In addition to the marketing aspects involved in creating a book, there’s the marketing required to build public awareness of the book. Authors have a variety of means by which to publicize their work and build demand for it.

  • Advertisements. Generally paid, advertisements appear in print and on social media. You might see a paid (or “sponsored”) advertisement in any social media platform, electronic news feed, or on websites. Less often will you see a book advertised in magazines or on billboards or other printed media unless you’re a “Big Name Author” or major celebrity.
  • Social Media Posts. In written and/or video format, authors post about their books in the social media platforms they or their audience frequent. They attempt to entice platform influencers to do the same: a plug from a major celebrity or influencer will spike interest and demand from their fans.
  • Blog Posts. Many authors maintain blogs. It’s a common, expected activity authors engage in. This, of course, usually means authors also have entire web pages or even websites dedicated to their books. Authors with more than a handful of books published often have author-oriented websites with specific pages focused on individual books. Authors may also register for or participate in blog swaps whereby cooperating groups of authors promote each others’ books as a service to the group. I participated in one for two years. I found the ROI disappointing.

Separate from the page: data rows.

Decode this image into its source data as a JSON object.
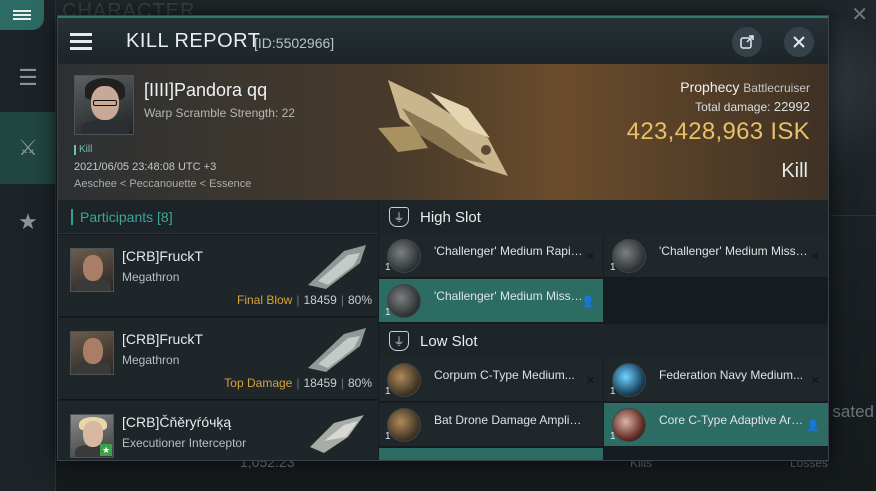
{
  "background": {
    "title": "CHARACTER",
    "close_glyph": "✕",
    "right_text": "sated",
    "bottom_value": "1,052.23",
    "kills_label": "Kills",
    "losses_label": "Losses"
  },
  "header": {
    "title": "KILL REPORT",
    "id": "[ID:5502966]",
    "share_icon": "share-icon",
    "close_icon": "close-icon"
  },
  "victim": {
    "name": "[IIII]Pandora qq",
    "subtitle": "Warp Scramble Strength: 22",
    "tag": "Kill",
    "date": "2021/06/05 23:48:08 UTC +3",
    "location": "Aeschee < Peccanouette < Essence",
    "ship": "Prophecy",
    "ship_class": "Battlecruiser",
    "total_damage_label": "Total damage:",
    "total_damage": "22992",
    "isk": "423,428,963",
    "isk_unit": "ISK",
    "result": "Kill"
  },
  "participants": {
    "label": "Participants",
    "count": "[8]",
    "rows": [
      {
        "name": "[CRB]FruckT",
        "ship": "Megathron",
        "role": "Final Blow",
        "damage": "18459",
        "percent": "80%"
      },
      {
        "name": "[CRB]FruckT",
        "ship": "Megathron",
        "role": "Top Damage",
        "damage": "18459",
        "percent": "80%"
      },
      {
        "name": "[CRB]Čňěryŕóчķą",
        "ship": "Executioner Interceptor",
        "role": "",
        "damage": "",
        "percent": ""
      }
    ]
  },
  "high_slot": {
    "label": "High Slot",
    "modules": [
      {
        "name": "'Challenger' Medium Rapid...",
        "qty": "1",
        "mark": "✕"
      },
      {
        "name": "'Challenger' Medium Missile ...",
        "qty": "1",
        "mark": "✕"
      },
      {
        "name": "'Challenger' Medium Missile...",
        "qty": "1",
        "mark": "👤"
      }
    ]
  },
  "low_slot": {
    "label": "Low Slot",
    "modules": [
      {
        "name": "Corpum C-Type Medium...",
        "qty": "1",
        "mark": "✕"
      },
      {
        "name": "Federation Navy Medium...",
        "qty": "1",
        "mark": "✕"
      },
      {
        "name": "Bat Drone Damage Amplifier",
        "qty": "1",
        "mark": ""
      },
      {
        "name": "Core C-Type Adaptive Arme...",
        "qty": "1",
        "mark": "👤"
      }
    ]
  }
}
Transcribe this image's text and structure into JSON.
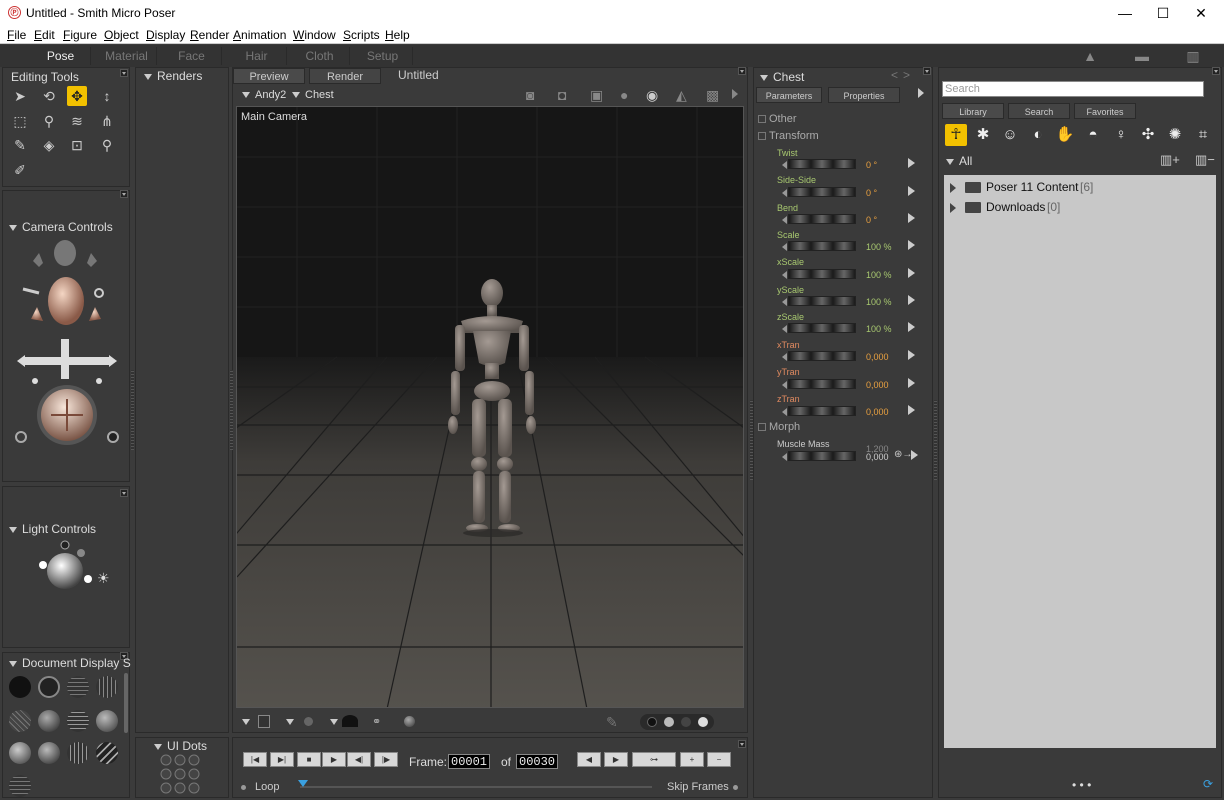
{
  "window": {
    "title": "Untitled - Smith Micro Poser",
    "minimize": "—",
    "maximize": "☐",
    "close": "✕"
  },
  "menu": [
    "File",
    "Edit",
    "Figure",
    "Object",
    "Display",
    "Render",
    "Animation",
    "Window",
    "Scripts",
    "Help"
  ],
  "rooms": [
    "Pose",
    "Material",
    "Face",
    "Hair",
    "Cloth",
    "Setup"
  ],
  "editing_tools": {
    "title": "Editing Tools"
  },
  "renders": {
    "title": "Renders"
  },
  "camera_controls": {
    "title": "Camera Controls"
  },
  "light_controls": {
    "title": "Light Controls"
  },
  "document_display": {
    "title": "Document Display S"
  },
  "ui_dots": {
    "title": "UI Dots"
  },
  "viewport": {
    "tabs": [
      "Preview",
      "Render"
    ],
    "doc_title": "Untitled",
    "figure": "Andy2",
    "actor": "Chest",
    "camera_label": "Main Camera"
  },
  "parameters": {
    "actor": "Chest",
    "tabs": [
      "Parameters",
      "Properties"
    ],
    "groups": {
      "other": "Other",
      "transform": "Transform",
      "morph": "Morph"
    },
    "transform": [
      {
        "label": "Twist",
        "value": "0 °"
      },
      {
        "label": "Side-Side",
        "value": "0 °"
      },
      {
        "label": "Bend",
        "value": "0 °"
      },
      {
        "label": "Scale",
        "value": "100 %"
      },
      {
        "label": "xScale",
        "value": "100 %"
      },
      {
        "label": "yScale",
        "value": "100 %"
      },
      {
        "label": "zScale",
        "value": "100 %"
      },
      {
        "label": "xTran",
        "value": "0,000"
      },
      {
        "label": "yTran",
        "value": "0,000"
      },
      {
        "label": "zTran",
        "value": "0,000"
      }
    ],
    "morph": [
      {
        "label": "Muscle Mass",
        "value_top": "1,200",
        "value": "0,000"
      }
    ]
  },
  "library": {
    "search_placeholder": "Search",
    "tabs": [
      "Library",
      "Search",
      "Favorites"
    ],
    "filter": "All",
    "items": [
      {
        "name": "Poser 11 Content",
        "count": "[6]"
      },
      {
        "name": "Downloads",
        "count": "[0]"
      }
    ],
    "footer_dots": "• • •"
  },
  "animation": {
    "frame_label": "Frame:",
    "frame": "00001",
    "of_label": "of",
    "total": "00030",
    "loop_label": "Loop",
    "skip_label": "Skip Frames"
  },
  "colors": {
    "accent": "#f2c100",
    "param_label": "#a8c870",
    "param_value": "#e8a040"
  }
}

  • Podcasts. Of the gazillions of podcasts aired, some welcome interviews with authors. Many require the author pay for the privilege of the interview. The podcast appeals as less of a “buy my book” request and more of a brand-building opportunity. The benefit is the author can share the podcast link via social media and the podcaster or publicist will share the podcast among their fans and followers. I’ve enjoyed the podcasts in which I have participated, although I couldn’t attest to their efficacy in marketing. Here’s my latest podcast.

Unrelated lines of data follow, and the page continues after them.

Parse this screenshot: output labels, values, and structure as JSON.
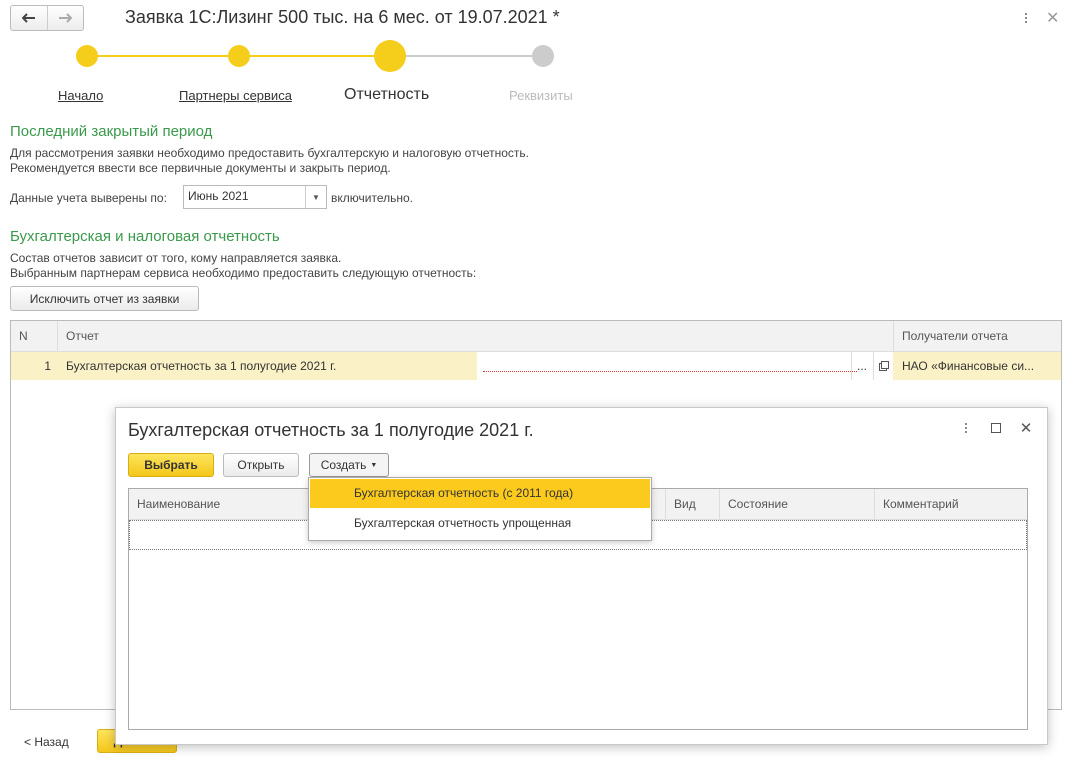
{
  "header": {
    "title": "Заявка 1С:Лизинг 500 тыс. на 6 мес. от 19.07.2021 *",
    "back_icon": "arrow-left-icon",
    "forward_icon": "arrow-right-icon"
  },
  "steps": [
    {
      "label": "Начало",
      "state": "done"
    },
    {
      "label": "Партнеры сервиса",
      "state": "done"
    },
    {
      "label": "Отчетность",
      "state": "current"
    },
    {
      "label": "Реквизиты",
      "state": "disabled"
    }
  ],
  "period": {
    "heading": "Последний закрытый период",
    "line1": "Для рассмотрения заявки необходимо предоставить бухгалтерскую и налоговую отчетность.",
    "line2": "Рекомендуется ввести все первичные документы и закрыть период.",
    "field_label": "Данные учета выверены по:",
    "field_value": "Июнь 2021",
    "suffix": "включительно."
  },
  "reports": {
    "heading": "Бухгалтерская и налоговая отчетность",
    "line1": "Состав отчетов зависит от того, кому направляется заявка.",
    "line2": "Выбранным партнерам сервиса необходимо предоставить следующую отчетность:",
    "exclude_button": "Исключить отчет из заявки",
    "columns": {
      "n": "N",
      "report": "Отчет",
      "recipients": "Получатели отчета"
    },
    "rows": [
      {
        "n": "1",
        "report": "Бухгалтерская отчетность за 1 полугодие 2021 г.",
        "ellipsis": "...",
        "recipients": "НАО «Финансовые си..."
      }
    ]
  },
  "footer": {
    "back": "< Назад",
    "next": "Далее >"
  },
  "modal": {
    "title": "Бухгалтерская отчетность за 1 полугодие 2021 г.",
    "select_button": "Выбрать",
    "open_button": "Открыть",
    "create_button": "Создать",
    "columns": {
      "name": "Наименование",
      "kind": "Вид",
      "state": "Состояние",
      "comment": "Комментарий"
    },
    "dropdown": [
      "Бухгалтерская отчетность (с 2011 года)",
      "Бухгалтерская отчетность упрощенная"
    ]
  },
  "colors": {
    "accent_yellow": "#f5cd1b",
    "heading_green": "#3a9a4b",
    "row_highlight": "#fbf1c6"
  }
}
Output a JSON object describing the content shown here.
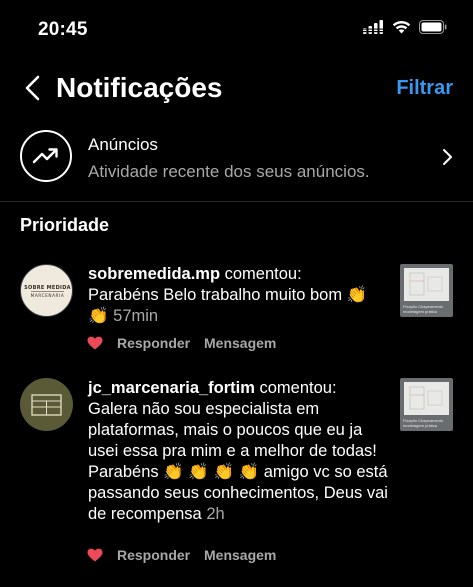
{
  "status_bar": {
    "time": "20:45",
    "icons": [
      "signal-icon",
      "wifi-icon",
      "battery-icon"
    ]
  },
  "header": {
    "title": "Notificações",
    "filter_label": "Filtrar",
    "back_icon": "chevron-left-icon"
  },
  "ads": {
    "title": "Anúncios",
    "subtitle": "Atividade recente dos seus anúncios.",
    "icon": "trending-up-icon"
  },
  "section": {
    "title": "Prioridade"
  },
  "notifications": [
    {
      "username": "sobremedida.mp",
      "action": " comentou:",
      "comment": "Parabéns Belo trabalho muito bom 👏 👏",
      "time": "57min",
      "avatar_text": "SOBRE MEDIDA MARCENARIA",
      "thumb_caption": "Fixação Chapeamento modelagem prática",
      "reply_label": "Responder",
      "message_label": "Mensagem"
    },
    {
      "username": "jc_marcenaria_fortim",
      "action": " comentou:",
      "comment": "Galera não sou especialista em plataformas, mais o poucos que eu ja usei essa pra mim e a melhor de todas!  Parabéns 👏 👏 👏 👏  amigo vc so está passando seus conhecimentos, Deus vai de recompensa",
      "time": "2h",
      "thumb_caption": "Fixação Chapeamento modelagem prática",
      "reply_label": "Responder",
      "message_label": "Mensagem"
    }
  ],
  "colors": {
    "accent": "#3897f0",
    "like": "#ed4956",
    "secondary_text": "#a8a8a8",
    "background": "#000000"
  }
}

  • On-site appearances. Most conventions, festivals, arts and craft shows, book fairs, and other such events invite a variety of vendors and will accept authors as vendors. Prices for vendor registration range from zero to hundreds of dollars. An unknown or little known author starting out may best view participation in these events as marketing opportunities to build brand recognition rather than as venues for earning profits. I participate in several events each year, having learned through trial and error which kinds of event tend to have the best ROI. I’ve found that book- or author-oriented events don’t work particularly well for me.

The most difficult part of marketing is developing a strategic marketing plan that will be effective and knowing how to implement it. All marketing requires sustained effort because marketing is not a once-and-done activity. Sustained effort requires adjustment because you will encounter roadblocks, and find some things don’t work as well as anticipated and some might work better than anticipated. For instance, I outsource digital marketing. I know my limits when it comes to creating social media advertisements. However, I take charge of podcasts, blogs (like this one), and other activities.

Regardless of what you do and the intensity and skill of that effort—whether you outsource your marketing to paid professionals, do it all yourself, or engage in some combination of hired and personal effort—you must do it if you want your books to sell. Over 1 million titles are published each year. The book you publish gets lost among the crowd without something to make it stand out from the competition.